MQM chief Altaf Hussain.—File Photo
THE national political landscape has rapidly changed following the general elections and as recent events have shown, one of the parties under-going considerable internal changes is the MQM. The incident that kicked off the current crisis seems to be Altaf Hussain’s impolitic statement (later clarified) targeted at PTI supporters protesting against alleged rigging soon after the elections. From that point on, one dramatic event after another involving the Muttahida has unfolded. Following Imran Khan’s unsubstantiated allegation holding Mr Hussain responsible for the murder of a PTI leader and the subsequent uproar, MQM workers turned on many of their leaders at the party’s headquarters in Karachi. On May 21, the Karachi Tanzeemi Committee, a key body in the party’s organisational structure, was disbanded while on Thursday, the main Coordination, or Rabita, Committee was dissolved. Altaf Hussain told his party workers that he was cleansing the party of “corrupt and unwanted elements”, and that those collecting ‘donations’ on the MQM’s behalf or involved in land-grabbing would be expelled.

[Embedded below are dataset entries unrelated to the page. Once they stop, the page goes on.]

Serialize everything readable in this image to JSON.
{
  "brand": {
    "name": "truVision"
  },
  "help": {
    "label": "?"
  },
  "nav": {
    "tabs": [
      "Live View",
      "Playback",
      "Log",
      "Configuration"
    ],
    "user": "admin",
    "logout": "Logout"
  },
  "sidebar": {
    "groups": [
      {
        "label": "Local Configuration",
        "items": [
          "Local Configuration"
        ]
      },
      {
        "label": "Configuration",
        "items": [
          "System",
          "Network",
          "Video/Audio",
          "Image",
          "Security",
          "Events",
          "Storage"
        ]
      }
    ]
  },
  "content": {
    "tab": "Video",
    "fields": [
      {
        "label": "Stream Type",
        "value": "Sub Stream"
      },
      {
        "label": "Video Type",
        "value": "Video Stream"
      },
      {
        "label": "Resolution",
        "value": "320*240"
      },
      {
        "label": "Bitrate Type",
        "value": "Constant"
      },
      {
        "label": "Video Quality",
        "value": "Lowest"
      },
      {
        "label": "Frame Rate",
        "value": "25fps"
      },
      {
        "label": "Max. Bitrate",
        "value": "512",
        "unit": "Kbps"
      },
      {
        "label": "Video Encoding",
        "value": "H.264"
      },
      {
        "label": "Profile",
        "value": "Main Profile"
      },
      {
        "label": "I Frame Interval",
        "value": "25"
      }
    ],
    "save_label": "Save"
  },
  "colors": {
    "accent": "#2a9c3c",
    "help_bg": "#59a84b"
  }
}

The issues rightly pointed out by Mr Hussain, coupled with the reputation for high-handedness that has dogged the MQM for many years, seem to have had an impact on voters in Karachi. Though the MQM managed to bag nearly all the seats it contested from the metropolis, the PTI’s candidates put up a decent show, finishing second behind the MQM on many seats. ECP figures confirm the MQM’s vote bank has shrunk — though slightly. This shows the voter cannot be taken for granted. The time has come for the MQM to do some soul-searching and address the negative perceptions about it. Unless the issues confronting the MQM are addressed in a forthright manner, there’s no guarantee the party will continue to dominate politically in urban Sindh.